▶ _Exercise requirements_
Write the data below out again, exactly as each line reads.

=== Data extracts ===

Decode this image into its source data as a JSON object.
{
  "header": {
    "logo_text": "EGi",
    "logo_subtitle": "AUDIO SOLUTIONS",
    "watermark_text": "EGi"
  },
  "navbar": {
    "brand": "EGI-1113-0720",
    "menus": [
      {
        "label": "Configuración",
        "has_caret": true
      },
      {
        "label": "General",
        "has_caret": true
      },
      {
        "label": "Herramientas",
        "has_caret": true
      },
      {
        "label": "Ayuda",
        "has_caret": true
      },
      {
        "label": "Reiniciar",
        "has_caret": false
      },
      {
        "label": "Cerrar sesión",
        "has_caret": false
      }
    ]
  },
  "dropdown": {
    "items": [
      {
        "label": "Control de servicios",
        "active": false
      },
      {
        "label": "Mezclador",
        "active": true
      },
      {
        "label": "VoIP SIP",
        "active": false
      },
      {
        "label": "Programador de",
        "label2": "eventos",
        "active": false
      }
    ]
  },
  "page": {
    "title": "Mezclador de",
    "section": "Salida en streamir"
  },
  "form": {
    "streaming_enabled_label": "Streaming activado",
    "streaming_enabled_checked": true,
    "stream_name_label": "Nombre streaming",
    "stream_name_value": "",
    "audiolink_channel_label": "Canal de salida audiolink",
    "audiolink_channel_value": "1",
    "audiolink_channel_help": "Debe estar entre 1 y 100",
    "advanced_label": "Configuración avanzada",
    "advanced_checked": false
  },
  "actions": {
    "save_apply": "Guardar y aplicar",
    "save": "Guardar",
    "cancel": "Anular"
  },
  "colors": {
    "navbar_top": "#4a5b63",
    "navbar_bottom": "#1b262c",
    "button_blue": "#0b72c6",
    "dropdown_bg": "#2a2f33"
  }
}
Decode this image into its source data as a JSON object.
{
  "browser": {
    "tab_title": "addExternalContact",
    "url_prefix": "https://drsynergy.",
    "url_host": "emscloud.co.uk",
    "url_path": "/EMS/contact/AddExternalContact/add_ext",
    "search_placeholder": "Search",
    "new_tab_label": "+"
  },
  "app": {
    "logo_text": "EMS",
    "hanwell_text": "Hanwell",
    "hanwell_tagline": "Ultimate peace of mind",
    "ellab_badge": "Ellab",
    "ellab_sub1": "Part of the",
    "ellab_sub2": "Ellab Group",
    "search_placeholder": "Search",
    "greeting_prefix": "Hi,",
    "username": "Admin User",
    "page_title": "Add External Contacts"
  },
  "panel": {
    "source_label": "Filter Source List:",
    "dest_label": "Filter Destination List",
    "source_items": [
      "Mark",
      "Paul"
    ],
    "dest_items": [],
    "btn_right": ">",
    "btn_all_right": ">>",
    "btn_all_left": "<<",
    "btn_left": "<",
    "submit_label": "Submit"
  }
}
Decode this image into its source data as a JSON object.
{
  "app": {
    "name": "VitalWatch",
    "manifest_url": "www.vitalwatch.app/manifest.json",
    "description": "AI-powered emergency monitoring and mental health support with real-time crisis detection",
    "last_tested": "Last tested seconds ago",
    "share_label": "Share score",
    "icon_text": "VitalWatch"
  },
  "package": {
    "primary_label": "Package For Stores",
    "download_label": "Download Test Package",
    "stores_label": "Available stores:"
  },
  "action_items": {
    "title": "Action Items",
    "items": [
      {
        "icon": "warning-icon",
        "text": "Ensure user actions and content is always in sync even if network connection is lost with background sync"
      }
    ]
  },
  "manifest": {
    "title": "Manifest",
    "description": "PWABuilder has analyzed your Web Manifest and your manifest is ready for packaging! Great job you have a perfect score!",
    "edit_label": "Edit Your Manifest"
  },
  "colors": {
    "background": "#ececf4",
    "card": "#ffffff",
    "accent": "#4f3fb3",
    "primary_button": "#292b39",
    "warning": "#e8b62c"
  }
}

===

▶ _Task result_
Decode this image into its source data as a JSON object.
{
  "header": {
    "logo_text": "EGi",
    "logo_subtitle": "AUDIO SOLUTIONS",
    "watermark_text": "EGi"
  },
  "navbar": {
    "brand": "EGI-1113-0720",
    "menus": [
      {
        "label": "Configuración",
        "has_caret": true
      },
      {
        "label": "General",
        "has_caret": true
      },
      {
        "label": "Herramientas",
        "has_caret": true
      },
      {
        "label": "Ayuda",
        "has_caret": true
      },
      {
        "label": "Reiniciar",
        "has_caret": false
      },
      {
        "label": "Cerrar sesión",
        "has_caret": false
      }
    ]
  },
  "dropdown": {
    "items": [
      {
        "label": "Control de servicios",
        "active": false
      },
      {
        "label": "Mezclador",
        "active": true
      },
      {
        "label": "VoIP SIP",
        "active": false
      },
      {
        "label": "Programador de",
        "label2": "eventos",
        "active": false
      }
    ]
  },
  "page": {
    "title": "Mezclador de",
    "section": "Salida en streamir"
  },
  "form": {
    "streaming_enabled_label": "Streaming activado",
    "streaming_enabled_checked": true,
    "stream_name_label": "Nombre streaming",
    "stream_name_value": "",
    "audiolink_channel_label": "Canal de salida audiolink",
    "audiolink_channel_value": "1",
    "audiolink_channel_help": "Debe estar entre 1 y 100",
    "advanced_label": "Configuración avanzada",
    "advanced_checked": false
  },
  "actions": {
    "save_apply": "Guardar y aplicar",
    "save": "Guardar",
    "cancel": "Anular"
  },
  "colors": {
    "navbar_top": "#4a5b63",
    "navbar_bottom": "#1b262c",
    "button_blue": "#0b72c6",
    "dropdown_bg": "#2a2f33"
  }
}
Decode this image into its source data as a JSON object.
{
  "browser": {
    "tab_title": "addExternalContact",
    "url_prefix": "https://drsynergy.",
    "url_host": "emscloud.co.uk",
    "url_path": "/EMS/contact/AddExternalContact/add_ext",
    "search_placeholder": "Search",
    "new_tab_label": "+"
  },
  "app": {
    "logo_text": "EMS",
    "hanwell_text": "Hanwell",
    "hanwell_tagline": "Ultimate peace of mind",
    "ellab_badge": "Ellab",
    "ellab_sub1": "Part of the",
    "ellab_sub2": "Ellab Group",
    "search_placeholder": "Search",
    "greeting_prefix": "Hi,",
    "username": "Admin User",
    "page_title": "Add External Contacts"
  },
  "panel": {
    "source_label": "Filter Source List:",
    "dest_label": "Filter Destination List",
    "source_items": [
      "Mark",
      "Paul"
    ],
    "dest_items": [],
    "btn_right": ">",
    "btn_all_right": ">>",
    "btn_all_left": "<<",
    "btn_left": "<",
    "submit_label": "Submit"
  }
}
Decode this image into its source data as a JSON object.
{
  "app": {
    "name": "VitalWatch",
    "manifest_url": "www.vitalwatch.app/manifest.json",
    "description": "AI-powered emergency monitoring and mental health support with real-time crisis detection",
    "last_tested": "Last tested seconds ago",
    "share_label": "Share score",
    "icon_text": "VitalWatch"
  },
  "package": {
    "primary_label": "Package For Stores",
    "download_label": "Download Test Package",
    "stores_label": "Available stores:"
  },
  "action_items": {
    "title": "Action Items",
    "items": [
      {
        "icon": "warning-icon",
        "text": "Ensure user actions and content is always in sync even if network connection is lost with background sync"
      }
    ]
  },
  "manifest": {
    "title": "Manifest",
    "description": "PWABuilder has analyzed your Web Manifest and your manifest is ready for packaging! Great job you have a perfect score!",
    "edit_label": "Edit Your Manifest"
  },
  "colors": {
    "background": "#ececf4",
    "card": "#ffffff",
    "accent": "#4f3fb3",
    "primary_button": "#292b39",
    "warning": "#e8b62c"
  }
}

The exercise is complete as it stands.